*REQUIREMENT*.
From the listing below, select every line where the word "More" appears.

-*-

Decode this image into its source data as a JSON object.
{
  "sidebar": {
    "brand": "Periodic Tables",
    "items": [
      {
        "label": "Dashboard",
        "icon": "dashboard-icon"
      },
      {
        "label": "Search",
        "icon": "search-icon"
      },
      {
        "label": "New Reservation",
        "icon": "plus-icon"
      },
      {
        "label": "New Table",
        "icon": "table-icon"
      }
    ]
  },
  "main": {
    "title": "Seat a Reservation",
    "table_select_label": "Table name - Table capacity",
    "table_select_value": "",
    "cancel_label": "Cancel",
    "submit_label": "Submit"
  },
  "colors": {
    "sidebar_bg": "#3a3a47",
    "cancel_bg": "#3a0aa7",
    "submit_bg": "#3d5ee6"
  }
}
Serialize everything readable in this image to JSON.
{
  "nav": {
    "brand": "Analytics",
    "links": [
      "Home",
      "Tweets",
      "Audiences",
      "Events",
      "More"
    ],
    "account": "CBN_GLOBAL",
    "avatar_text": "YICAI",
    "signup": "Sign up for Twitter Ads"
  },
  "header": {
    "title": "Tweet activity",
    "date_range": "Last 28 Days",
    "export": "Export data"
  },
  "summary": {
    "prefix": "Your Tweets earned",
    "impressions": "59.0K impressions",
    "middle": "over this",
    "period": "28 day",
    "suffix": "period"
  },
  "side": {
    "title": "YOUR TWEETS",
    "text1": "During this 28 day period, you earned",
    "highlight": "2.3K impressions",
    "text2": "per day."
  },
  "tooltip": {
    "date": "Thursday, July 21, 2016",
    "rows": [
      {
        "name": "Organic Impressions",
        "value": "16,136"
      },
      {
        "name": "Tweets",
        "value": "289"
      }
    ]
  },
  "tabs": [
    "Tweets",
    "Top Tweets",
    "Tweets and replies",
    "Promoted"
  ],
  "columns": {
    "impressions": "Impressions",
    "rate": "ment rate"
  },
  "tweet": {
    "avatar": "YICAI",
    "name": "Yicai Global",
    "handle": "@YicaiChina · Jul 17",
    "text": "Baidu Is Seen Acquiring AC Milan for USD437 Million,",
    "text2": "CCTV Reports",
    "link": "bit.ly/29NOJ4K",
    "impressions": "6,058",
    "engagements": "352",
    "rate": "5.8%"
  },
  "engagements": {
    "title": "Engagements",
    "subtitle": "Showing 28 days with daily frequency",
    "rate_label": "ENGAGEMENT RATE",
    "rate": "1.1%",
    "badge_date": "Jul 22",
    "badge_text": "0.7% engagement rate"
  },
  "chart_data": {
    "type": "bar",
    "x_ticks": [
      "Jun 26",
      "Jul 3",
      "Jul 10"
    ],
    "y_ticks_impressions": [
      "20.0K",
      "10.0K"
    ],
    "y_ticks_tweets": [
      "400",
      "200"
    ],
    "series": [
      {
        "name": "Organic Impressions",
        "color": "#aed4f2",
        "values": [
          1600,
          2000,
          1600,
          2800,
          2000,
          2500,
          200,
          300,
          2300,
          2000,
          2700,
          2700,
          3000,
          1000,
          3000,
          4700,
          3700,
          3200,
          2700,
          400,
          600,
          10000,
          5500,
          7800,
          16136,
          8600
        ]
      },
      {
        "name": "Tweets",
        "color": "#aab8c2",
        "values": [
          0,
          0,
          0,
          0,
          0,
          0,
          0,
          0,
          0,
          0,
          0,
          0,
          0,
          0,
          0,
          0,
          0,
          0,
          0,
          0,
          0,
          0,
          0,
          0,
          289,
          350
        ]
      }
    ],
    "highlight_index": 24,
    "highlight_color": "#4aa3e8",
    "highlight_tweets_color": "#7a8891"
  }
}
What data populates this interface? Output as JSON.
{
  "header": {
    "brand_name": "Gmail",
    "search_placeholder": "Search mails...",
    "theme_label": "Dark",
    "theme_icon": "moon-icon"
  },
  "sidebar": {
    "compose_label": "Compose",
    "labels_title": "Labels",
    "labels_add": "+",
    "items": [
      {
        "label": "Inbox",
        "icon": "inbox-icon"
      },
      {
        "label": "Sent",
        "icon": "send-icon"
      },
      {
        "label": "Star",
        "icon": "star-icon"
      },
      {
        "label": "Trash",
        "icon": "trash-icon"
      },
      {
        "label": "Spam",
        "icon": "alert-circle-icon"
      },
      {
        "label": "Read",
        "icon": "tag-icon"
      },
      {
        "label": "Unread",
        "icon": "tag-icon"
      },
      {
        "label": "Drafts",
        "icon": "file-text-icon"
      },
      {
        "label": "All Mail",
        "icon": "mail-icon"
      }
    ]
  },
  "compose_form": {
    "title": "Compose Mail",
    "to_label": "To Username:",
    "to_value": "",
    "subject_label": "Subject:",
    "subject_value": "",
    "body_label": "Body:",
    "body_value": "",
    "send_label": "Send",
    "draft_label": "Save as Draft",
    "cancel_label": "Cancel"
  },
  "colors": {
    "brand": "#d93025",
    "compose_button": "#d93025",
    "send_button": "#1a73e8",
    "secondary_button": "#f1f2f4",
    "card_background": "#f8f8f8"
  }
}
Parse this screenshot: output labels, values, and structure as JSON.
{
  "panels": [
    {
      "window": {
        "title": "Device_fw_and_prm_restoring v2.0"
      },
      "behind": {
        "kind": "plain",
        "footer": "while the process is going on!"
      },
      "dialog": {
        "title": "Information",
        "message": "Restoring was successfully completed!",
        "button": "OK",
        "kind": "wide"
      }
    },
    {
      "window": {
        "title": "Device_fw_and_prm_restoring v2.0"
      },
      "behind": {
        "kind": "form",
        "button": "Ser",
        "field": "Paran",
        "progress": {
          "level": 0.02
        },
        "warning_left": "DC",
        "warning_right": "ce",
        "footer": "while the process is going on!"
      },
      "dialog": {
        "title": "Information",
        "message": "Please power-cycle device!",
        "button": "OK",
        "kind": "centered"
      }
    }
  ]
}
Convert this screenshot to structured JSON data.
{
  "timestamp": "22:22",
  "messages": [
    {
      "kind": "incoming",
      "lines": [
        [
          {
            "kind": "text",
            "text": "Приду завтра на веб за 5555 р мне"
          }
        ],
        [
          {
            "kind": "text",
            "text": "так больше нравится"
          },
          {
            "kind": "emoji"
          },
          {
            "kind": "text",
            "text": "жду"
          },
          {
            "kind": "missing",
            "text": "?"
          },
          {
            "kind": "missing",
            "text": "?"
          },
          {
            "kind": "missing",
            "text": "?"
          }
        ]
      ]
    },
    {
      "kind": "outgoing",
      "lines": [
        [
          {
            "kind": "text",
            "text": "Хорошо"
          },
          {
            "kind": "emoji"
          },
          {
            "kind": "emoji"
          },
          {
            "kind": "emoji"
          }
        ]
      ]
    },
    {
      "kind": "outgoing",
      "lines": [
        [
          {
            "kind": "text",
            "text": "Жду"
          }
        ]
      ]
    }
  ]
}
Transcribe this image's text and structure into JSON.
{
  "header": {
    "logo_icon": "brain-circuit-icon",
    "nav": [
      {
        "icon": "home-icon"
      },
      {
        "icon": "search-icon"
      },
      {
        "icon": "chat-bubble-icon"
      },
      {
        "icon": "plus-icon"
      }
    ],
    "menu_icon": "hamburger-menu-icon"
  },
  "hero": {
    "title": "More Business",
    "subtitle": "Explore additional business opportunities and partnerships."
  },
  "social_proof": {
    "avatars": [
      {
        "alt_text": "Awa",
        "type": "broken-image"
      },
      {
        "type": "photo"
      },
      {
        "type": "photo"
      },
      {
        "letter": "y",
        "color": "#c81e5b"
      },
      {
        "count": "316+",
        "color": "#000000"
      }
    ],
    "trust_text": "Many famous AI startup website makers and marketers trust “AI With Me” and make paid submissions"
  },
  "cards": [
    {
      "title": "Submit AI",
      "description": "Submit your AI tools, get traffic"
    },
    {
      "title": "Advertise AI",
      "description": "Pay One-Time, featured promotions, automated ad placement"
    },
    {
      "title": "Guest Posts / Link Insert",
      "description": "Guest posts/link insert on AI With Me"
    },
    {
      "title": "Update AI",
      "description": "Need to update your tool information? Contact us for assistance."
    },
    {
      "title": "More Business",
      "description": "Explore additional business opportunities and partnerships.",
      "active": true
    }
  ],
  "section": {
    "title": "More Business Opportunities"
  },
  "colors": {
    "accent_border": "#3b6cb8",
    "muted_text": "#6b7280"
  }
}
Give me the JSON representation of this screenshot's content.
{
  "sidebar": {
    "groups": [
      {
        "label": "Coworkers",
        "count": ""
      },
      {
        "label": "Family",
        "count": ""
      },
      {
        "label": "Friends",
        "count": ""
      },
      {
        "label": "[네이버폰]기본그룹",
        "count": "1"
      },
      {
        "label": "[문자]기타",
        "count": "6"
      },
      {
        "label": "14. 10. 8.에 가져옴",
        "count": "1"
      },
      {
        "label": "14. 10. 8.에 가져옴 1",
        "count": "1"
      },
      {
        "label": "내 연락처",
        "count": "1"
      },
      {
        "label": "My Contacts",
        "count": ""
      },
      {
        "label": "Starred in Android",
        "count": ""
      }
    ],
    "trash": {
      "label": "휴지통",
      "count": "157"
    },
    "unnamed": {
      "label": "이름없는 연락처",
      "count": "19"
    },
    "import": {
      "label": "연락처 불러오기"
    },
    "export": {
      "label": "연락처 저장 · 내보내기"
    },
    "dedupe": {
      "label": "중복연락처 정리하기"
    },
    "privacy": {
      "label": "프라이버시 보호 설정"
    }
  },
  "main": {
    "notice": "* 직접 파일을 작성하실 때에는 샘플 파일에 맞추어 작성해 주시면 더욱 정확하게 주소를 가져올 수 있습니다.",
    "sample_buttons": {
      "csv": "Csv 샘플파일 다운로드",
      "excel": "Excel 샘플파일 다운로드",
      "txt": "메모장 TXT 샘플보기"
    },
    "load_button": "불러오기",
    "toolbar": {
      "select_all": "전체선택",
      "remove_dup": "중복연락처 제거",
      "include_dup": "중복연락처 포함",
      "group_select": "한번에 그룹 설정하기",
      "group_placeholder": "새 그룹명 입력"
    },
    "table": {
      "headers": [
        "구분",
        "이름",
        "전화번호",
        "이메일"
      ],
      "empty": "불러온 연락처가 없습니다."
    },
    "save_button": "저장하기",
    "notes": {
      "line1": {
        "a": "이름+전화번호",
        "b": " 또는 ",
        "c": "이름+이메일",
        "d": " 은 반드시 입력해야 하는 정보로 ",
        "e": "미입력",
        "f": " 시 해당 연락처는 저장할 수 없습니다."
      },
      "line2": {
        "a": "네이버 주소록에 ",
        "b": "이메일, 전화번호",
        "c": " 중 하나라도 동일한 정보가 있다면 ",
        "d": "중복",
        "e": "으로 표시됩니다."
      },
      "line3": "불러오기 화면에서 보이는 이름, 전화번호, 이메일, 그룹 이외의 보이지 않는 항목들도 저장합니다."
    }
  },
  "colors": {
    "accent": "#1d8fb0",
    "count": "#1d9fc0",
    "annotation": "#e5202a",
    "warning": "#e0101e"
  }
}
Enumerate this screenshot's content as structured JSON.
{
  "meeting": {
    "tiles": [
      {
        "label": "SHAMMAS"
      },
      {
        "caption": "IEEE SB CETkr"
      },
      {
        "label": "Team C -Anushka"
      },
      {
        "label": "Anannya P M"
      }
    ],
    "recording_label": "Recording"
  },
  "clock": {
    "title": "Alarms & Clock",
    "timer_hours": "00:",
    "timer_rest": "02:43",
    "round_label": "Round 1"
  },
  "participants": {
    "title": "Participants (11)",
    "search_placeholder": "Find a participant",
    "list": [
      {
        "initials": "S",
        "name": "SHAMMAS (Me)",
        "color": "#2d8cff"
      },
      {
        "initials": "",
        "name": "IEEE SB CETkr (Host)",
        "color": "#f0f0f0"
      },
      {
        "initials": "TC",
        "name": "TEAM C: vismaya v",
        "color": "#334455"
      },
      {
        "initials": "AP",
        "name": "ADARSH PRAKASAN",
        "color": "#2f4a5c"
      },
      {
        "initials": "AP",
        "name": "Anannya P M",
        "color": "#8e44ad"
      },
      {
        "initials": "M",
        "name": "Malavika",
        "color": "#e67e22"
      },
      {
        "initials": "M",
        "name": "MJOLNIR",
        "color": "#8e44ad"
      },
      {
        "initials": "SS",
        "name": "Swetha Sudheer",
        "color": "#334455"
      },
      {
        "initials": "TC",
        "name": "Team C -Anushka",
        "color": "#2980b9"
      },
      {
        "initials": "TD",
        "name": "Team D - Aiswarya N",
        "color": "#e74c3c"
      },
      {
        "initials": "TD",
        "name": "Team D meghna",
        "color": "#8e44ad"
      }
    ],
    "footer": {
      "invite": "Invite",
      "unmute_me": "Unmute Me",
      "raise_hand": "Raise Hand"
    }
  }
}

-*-

*REPLY TO THE EXERCISE*.
      "More"
    "title": "More Business",
      "title": "More Business",
    "title": "More Business Opportunities"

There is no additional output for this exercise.